### To do
Could you copy every record below exactly as it is written?

[Dataset Boundary: Start]

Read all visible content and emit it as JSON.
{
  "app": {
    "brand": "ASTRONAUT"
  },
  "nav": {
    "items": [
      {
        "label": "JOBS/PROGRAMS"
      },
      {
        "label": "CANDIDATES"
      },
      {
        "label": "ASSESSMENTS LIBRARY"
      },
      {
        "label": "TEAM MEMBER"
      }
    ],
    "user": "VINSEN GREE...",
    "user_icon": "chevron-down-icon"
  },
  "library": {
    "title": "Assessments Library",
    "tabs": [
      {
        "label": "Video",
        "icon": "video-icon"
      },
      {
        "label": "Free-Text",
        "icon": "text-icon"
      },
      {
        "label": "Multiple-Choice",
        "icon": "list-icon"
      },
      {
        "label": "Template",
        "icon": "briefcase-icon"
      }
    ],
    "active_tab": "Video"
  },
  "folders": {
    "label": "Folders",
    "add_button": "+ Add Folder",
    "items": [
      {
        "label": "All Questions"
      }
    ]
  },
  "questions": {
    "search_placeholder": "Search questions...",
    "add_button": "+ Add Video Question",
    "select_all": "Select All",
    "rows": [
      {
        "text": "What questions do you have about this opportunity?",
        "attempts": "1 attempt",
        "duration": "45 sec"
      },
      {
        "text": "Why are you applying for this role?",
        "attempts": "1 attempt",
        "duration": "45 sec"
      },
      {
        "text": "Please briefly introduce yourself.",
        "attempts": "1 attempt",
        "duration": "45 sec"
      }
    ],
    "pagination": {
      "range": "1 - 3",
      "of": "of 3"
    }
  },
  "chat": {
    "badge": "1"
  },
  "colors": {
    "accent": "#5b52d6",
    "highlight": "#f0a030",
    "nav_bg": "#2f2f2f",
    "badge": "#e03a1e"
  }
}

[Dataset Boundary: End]

### Result of the task
Read all visible content and emit it as JSON.
{
  "app": {
    "brand": "ASTRONAUT"
  },
  "nav": {
    "items": [
      {
        "label": "JOBS/PROGRAMS"
      },
      {
        "label": "CANDIDATES"
      },
      {
        "label": "ASSESSMENTS LIBRARY"
      },
      {
        "label": "TEAM MEMBER"
      }
    ],
    "user": "VINSEN GREE...",
    "user_icon": "chevron-down-icon"
  },
  "library": {
    "title": "Assessments Library",
    "tabs": [
      {
        "label": "Video",
        "icon": "video-icon"
      },
      {
        "label": "Free-Text",
        "icon": "text-icon"
      },
      {
        "label": "Multiple-Choice",
        "icon": "list-icon"
      },
      {
        "label": "Template",
        "icon": "briefcase-icon"
      }
    ],
    "active_tab": "Video"
  },
  "folders": {
    "label": "Folders",
    "add_button": "+ Add Folder",
    "items": [
      {
        "label": "All Questions"
      }
    ]
  },
  "questions": {
    "search_placeholder": "Search questions...",
    "add_button": "+ Add Video Question",
    "select_all": "Select All",
    "rows": [
      {
        "text": "What questions do you have about this opportunity?",
        "attempts": "1 attempt",
        "duration": "45 sec"
      },
      {
        "text": "Why are you applying for this role?",
        "attempts": "1 attempt",
        "duration": "45 sec"
      },
      {
        "text": "Please briefly introduce yourself.",
        "attempts": "1 attempt",
        "duration": "45 sec"
      }
    ],
    "pagination": {
      "range": "1 - 3",
      "of": "of 3"
    }
  },
  "chat": {
    "badge": "1"
  },
  "colors": {
    "accent": "#5b52d6",
    "highlight": "#f0a030",
    "nav_bg": "#2f2f2f",
    "badge": "#e03a1e"
  }
}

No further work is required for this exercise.